Becoming a mentor
Solving such a thorny problem would open several doors for Bautista. For instance, it netted her an invitation to be a postdoctoral fellow at Ohio State University for a project to possibly make insects susceptible once more. Here, she would discover the power of Next Generation Sequencing (NGS) and bioinformatics, the two pillars of contemporary genomics research.
Staying in the US, however, was out of the question. Both Bautista’s family and her willingness to pay things forward led her back to the Philippines, and to the newly established PGC in 2013.
Today, she is known as the resident transcriptomics expert at both the PGC and the UP National Institute of Molecular Biology and Biotechnology (UP-NIMBB). As the head of the PGC’s Agriculture, Livestock, Fisheries and Forestry Program, her focus now is on sharing the novel genomics techniques she learned with the country’s State Universities and Colleges (SUCs) and beyond.
“I will continue to empower young scientists,” Bautista said, when asked about future plans. Her formative years studying insecticide resistance appeared to have drilled into her a more fundamental truth—that the future of science depends on nurturing the creativity of young researchers. “I think that’s how science should work. It’s really important that you become a mentor.”
The heart of this mission lies in Marianne’s belief that promoting genomics knowledge can help solve social, as well as scientific problems. One current project finds her studying another pest, mosquitoes like the dengue-carrying Aedes aegypti. Using lessons from the diamondback moth, she now tries to find correlations between the diversity of these insects and the viruses they carry, as well as the land use of surrounding barangays. “The study is expected to provide benchmarks on the impact of land use change in dengue disease transmission, “ she says.

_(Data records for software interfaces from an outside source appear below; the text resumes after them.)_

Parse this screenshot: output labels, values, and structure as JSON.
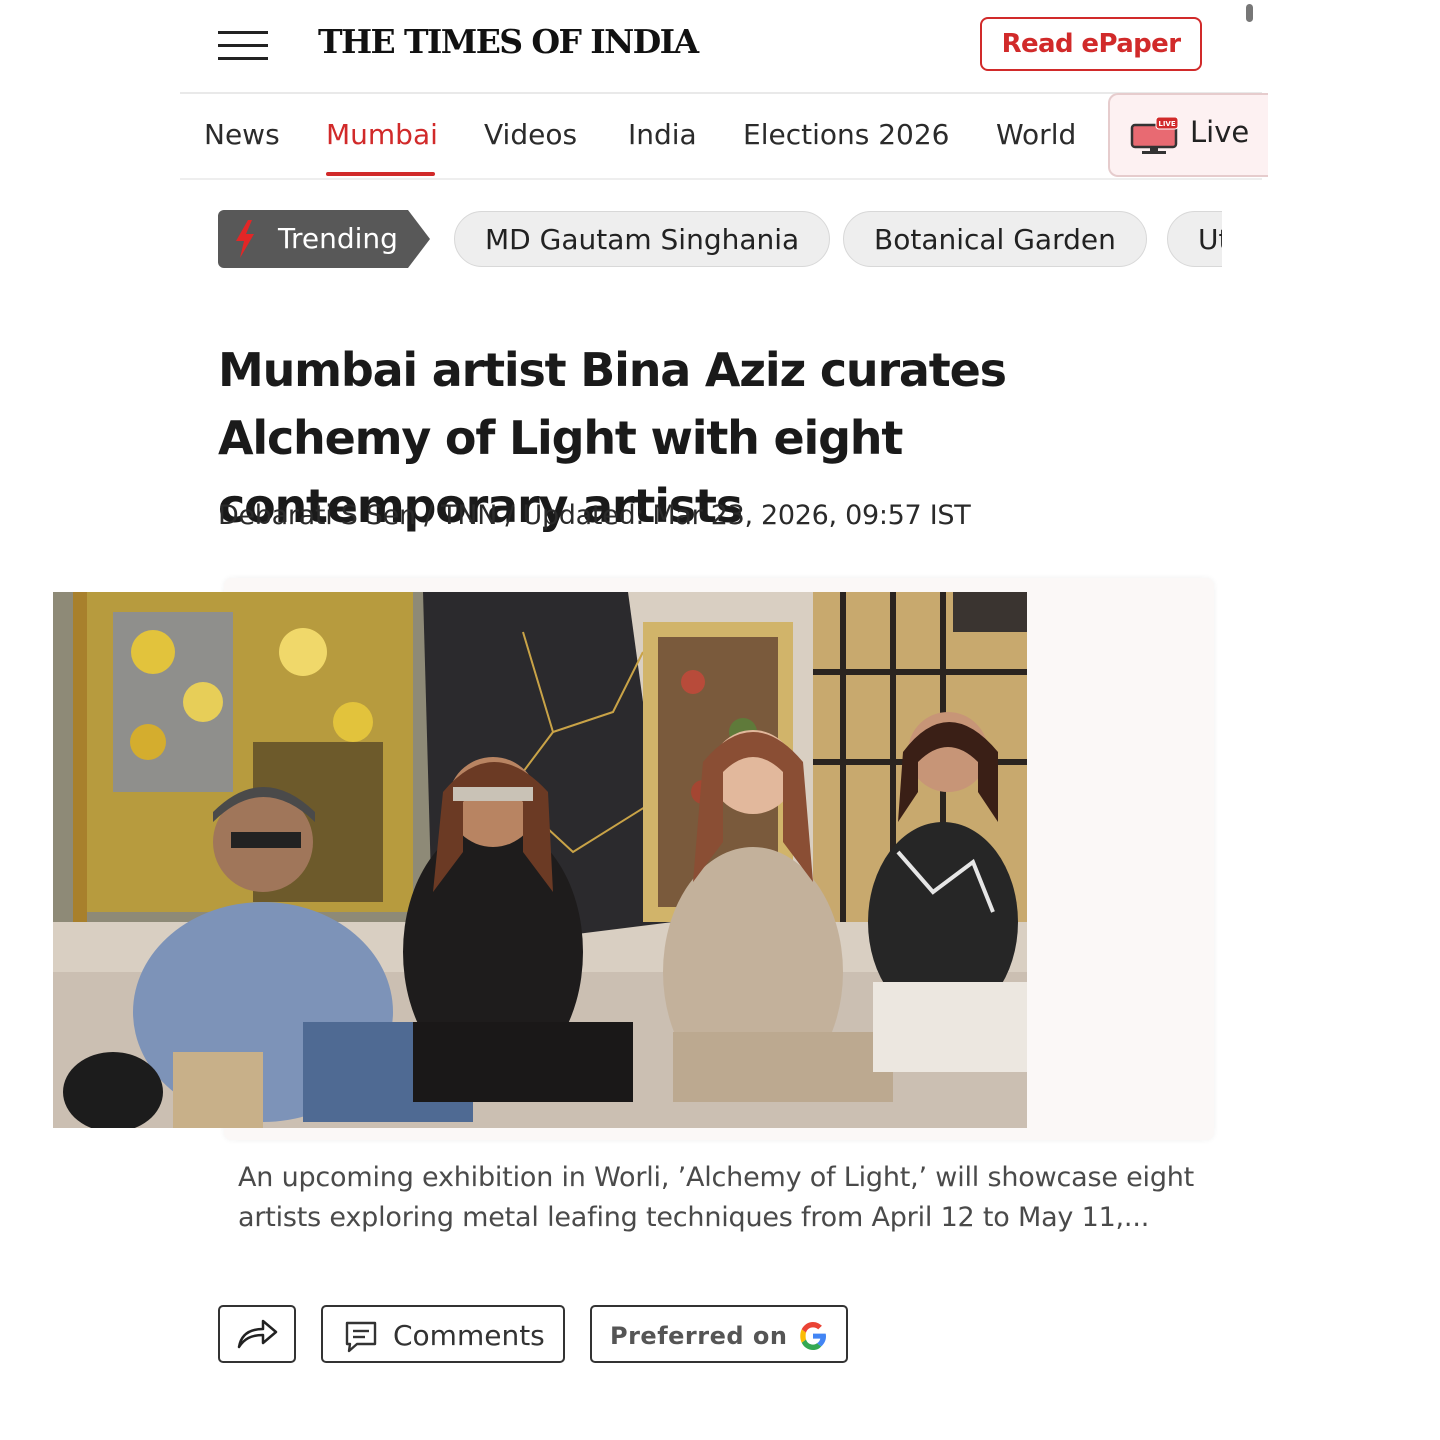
{
  "header": {
    "logo": "THE TIMES OF INDIA",
    "epaper_label": "Read ePaper"
  },
  "nav": {
    "items": [
      "News",
      "Mumbai",
      "Videos",
      "India",
      "Elections 2026",
      "World"
    ],
    "active": "Mumbai",
    "live_label": "Live",
    "live_badge": "LIVE"
  },
  "trending": {
    "label": "Trending",
    "chips": [
      "MD Gautam Singhania",
      "Botanical Garden",
      "Ut"
    ]
  },
  "article": {
    "headline": "Mumbai artist Bina Aziz curates Alchemy of Light with eight contemporary artists",
    "byline": "Debarati S Sen / TNN / Updated: Mar 23, 2026, 09:57 IST",
    "caption": "An upcoming exhibition in Worli, ’Alchemy of Light,’ will showcase eight artists exploring metal leafing techniques from April 12 to May 11,..."
  },
  "actions": {
    "comments_label": "Comments",
    "preferred_label": "Preferred on"
  },
  "colors": {
    "brand_red": "#d12a2a",
    "trending_bg": "#585858",
    "chip_bg": "#eeeeee"
  }
}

This is a problem where scientific expertise can immediately influence the policy debate. And that sounds like an irresistible next opportunity—even for an expert on resistance.